Waitomo, 02.01.2020

On our previous lap of the North Island, we visited a place full of (glow) worms. This place is called Waitomo. This is the scene of one of many moments on this trip where I've had to conquer some fairly heavy level of fear in order to get things done. Abseiling into a dark cave before squeezing through some near-impossibly tight gaps in dramatic rock formations whilst submerged in water doesn't exactly feel like home for me.

With a still mildly jetlagged Ellie, we decided it would be a better idea to visit Waitomo at a more leisurely pace. We checked in at Juno Hall - a lovely place named after a lovely dog, presumably...

The youth hostel is nestled away in the Hangatiki Scenic Reserve, just outside of town, and offers the opportunity to meet a host of lovely creatures both inside an out. Our favourites were the tank full of terrapins and the equally exciting gaggle of goats (incorrect collective noun used for alliteration purposes). One of them looked like a dog so Jane yelled "puppy!" at it which raised some eyebrows around the camp.
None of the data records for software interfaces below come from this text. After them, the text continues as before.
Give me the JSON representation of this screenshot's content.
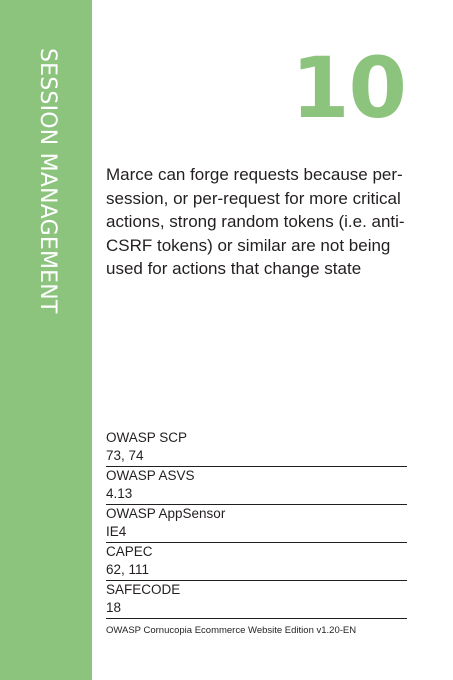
{
  "card": {
    "suit": "SESSION MANAGEMENT",
    "number": "10",
    "description": "Marce can forge requests because per-session, or per-request for more critical actions, strong random tokens (i.e. anti-CSRF tokens) or similar are not being used for actions that change state",
    "references": [
      {
        "name": "OWASP SCP",
        "value": "73, 74"
      },
      {
        "name": "OWASP ASVS",
        "value": "4.13"
      },
      {
        "name": "OWASP AppSensor",
        "value": "IE4"
      },
      {
        "name": "CAPEC",
        "value": "62, 111"
      },
      {
        "name": "SAFECODE",
        "value": "18"
      }
    ],
    "footer": "OWASP Cornucopia Ecommerce Website Edition v1.20-EN"
  },
  "colors": {
    "accent": "#8cc47e",
    "text": "#231f20",
    "background": "#ffffff"
  }
}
Given that the main attraction in town is fluorescent fly-larvae, people are often waiting for it to get dark in Waitomo. In daylight, its warm but happily there's a pool at the hall that isn't full of terrapins so we went for a swim. Jane has been perfecting the art of aqua-jogging using a child-size inflatable ring covered in rainbows. For one reason or another, Ellie found this act rather amusing. I had a long conversation with a guy about Weezer then made some food for us all as fuel for the ten minute walk to the natural bridge at Mangapohue. As it so often is, the meal of choice was around 20 kilos of dahl.

When darkness descended, we tricked Ellie into taking on the most treacherous drive of her life (so far) from the campsite to the bridge. It's dark, every corner is beyond 90 degrees and there are seemingly infinite numbers of semi-suicidal possums to avoid. Safe to say she loved it.

With just enough screaming to keep us awake, we made it to the bridge. On arrival, there was a guy there sitting in his car with his hood up with the light on, staring at nothing in particular. There are plenty of warnings of cars being broken into around here so I decided to wait with the van whilst Jane and Ellie started the hobble to the bridge. Once I felt it was safe, I ran to catch them up, guided first by torch light, then by some rather magical looking worms.

Already a bit of a theme is emerging with this particular adventure - that theme being that you simply cannot take a photo of New Zealand that does it justice. That night in Waitomo is a particularly dramatic example of that. Such other-worldly beauty in reality - a smudge on a screen when photographed.

The next morning when I opened the van, I was confronted by a rather poorly Ellie, (Jane had told her not to eat the worms but she just insisted...). I made some tea in the hope that it would pass but it was clear that a period of recuperation would be required. We spoke to our temporarily landlords of Juno Hall and the receptionist let us know that she too had been rather unwell throughout the New Year's festivities. As a result, she felt some empathy and agreed to let us hang on a bit longer whilst Ellie had a nap. We had planned to head on next to the mighty Taranaki for a two-day hike but, as Ellie had a bug (worms!), this didn’t seem like such a great idea. We sensibly decided to delay our visit and do something a bit less energetic. Also, I injured the tap and the sink was out of action. Hopefully our luck would improve soon! Next stop - Taupo (a new place for us all!).

(Barely) Working Title: How to retire in your twenties


Begin vandaag nog!

Waar wacht je nog op? Leg je avonturen vast in een digitaal dagboek dat je kan delen met vrienden en familie. Het is leuk en gratis in gebruik. Wissel op elk moment tussen verschillende apparaten. Ga aan de slag in onze online applicatie.